(The British Virgin Islands) The defendants appealed against convictions for theft and misconduct. Being civil servants they had entered in to contract with companies in which they had interests. . .
CitedDepartment for Work and Pensions v Courts Admn 3-May-2006
The appellant challenged stays of proceedings by the respondent magistrates court for abuse of process infringing the defendants’ human right to a fair trial. The magistrates had fund that being faced with dismissal of a summary case through delay, . .
CitedRegina v Awoyomi CACD 14-Jan-1997
The defendant appealed against her conviction and sentence. The court had refused to admit medical evidence that she might be unfit to continue her trial.
Held: It would be rare to admit evidence which might support a Ghosh direction. The . .
CitedHashman and Harrup v The United Kingdom ECHR 25-Nov-1999
The defendants had been required to enter into a recognisance to be of good behaviour after disrupting a hunt by blowing of a hunting horn. They were found to have unlawfully caused danger to the dogs. Though there had been no breach of the peace, . .
CitedJohn Lewis Plc v T L Coyne EAT 7-Dec-2000
An employee had been dismissed for making private telephone calls at work, against company policy. The dismissal had been based upon the general assessment that making such calls was dishonest.
Held: The employer’s appeal failed. The procedure . .
CitedRegina v George and Others CACD 28-May-2010
The defendants were senior executives of BA. They made interlocutory appeals while undergoing trials for alleged price fixing under section 188 of the 2002 Act. The judge had ruled that the prosecutor need prove dishonesty only as against the . .
CitedRegina v Clarke CACD 2-Apr-1996
Several people had lost large sums of mony by a fraud. The defendant had approached them offering his services as a private investigator to seek to recover their money. He pleaded guilty to one allegation of deception after an indication from the . .
CitedRegina v O’Connell CACD 1992
The appellant and his wife appliied for loans to buy residential properties to be let to obtain a rental income covering most of the mortgage payments. The properties were later sold to take advantages of increases in value. A sum of andpound;1.5 . .
CitedGandhi Tandoori Restaurant v Customs and Excise Commissioners VDT 1989
The court considered the use of R v Ghosh when considering whether dishonesty had been established under section 13 of the 1983 Act, saying: ‘It is to be observed that in section 13(1) the first requirement for liability to a penalty is that the . .
CitedZen Internet Ltd v Customs and Excise VDT 5-Apr-2004
VDT VALUE ADDED TAX – dishonest evasion – VATA s 60 – appellant paying six successive centrally-issued assessments for less than the true liability – inadequate attempts to put accounting records in order – . .
CitedIvey v Genting Casinos UK Ltd (T/A Crockfords Club) QBD 8-Oct-2014
The claimant, a professional gambler, sued the defendant casino for his winnings. The club replied that the claimant’s methods amounted to a form of cheating, and that no liability arose to pay the winnings.
Held: The claim failed. ‘The fact . .
CitedIvey v Genting Casinos UK Ltd (T/A Crockfords Club) CA 4-Nov-2016
The claimant sought recovery of his substantial winnings from the defendant gaming club. The club had resisted saying that the methods used by the claimant at cards, called, ‘edge sorting’ was a form of cheating, a criminal offence within the . .
OverruledIvey v Genting Casinos (UK) Ltd (T/A Crockfords) SC 25-Oct-2017
The claimant gambler sought payment of his winnings. The casino said that he had operated a system called edge-sorting to achieve the winnings, and that this was a form of cheating so as to excuse their payment. The system exploited tiny variances . .

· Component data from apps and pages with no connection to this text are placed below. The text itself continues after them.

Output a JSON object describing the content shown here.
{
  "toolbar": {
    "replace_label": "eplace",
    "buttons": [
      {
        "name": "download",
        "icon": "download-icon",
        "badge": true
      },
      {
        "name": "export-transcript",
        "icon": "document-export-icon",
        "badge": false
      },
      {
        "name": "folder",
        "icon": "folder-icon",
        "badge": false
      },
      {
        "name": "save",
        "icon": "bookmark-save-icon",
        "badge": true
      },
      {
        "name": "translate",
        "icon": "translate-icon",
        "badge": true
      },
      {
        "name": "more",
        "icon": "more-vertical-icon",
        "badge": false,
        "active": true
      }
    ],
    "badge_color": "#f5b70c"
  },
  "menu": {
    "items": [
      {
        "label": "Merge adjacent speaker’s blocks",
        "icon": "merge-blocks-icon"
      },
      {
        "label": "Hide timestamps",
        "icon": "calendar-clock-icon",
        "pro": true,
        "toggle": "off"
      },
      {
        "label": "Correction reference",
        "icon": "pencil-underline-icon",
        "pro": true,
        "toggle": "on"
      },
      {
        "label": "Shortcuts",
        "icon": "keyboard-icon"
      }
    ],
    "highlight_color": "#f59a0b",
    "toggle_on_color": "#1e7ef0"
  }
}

Lists of cited by and citing cases may be incomplete.


Leading Case

Updated: 01 November 2021; Ref: scu.187645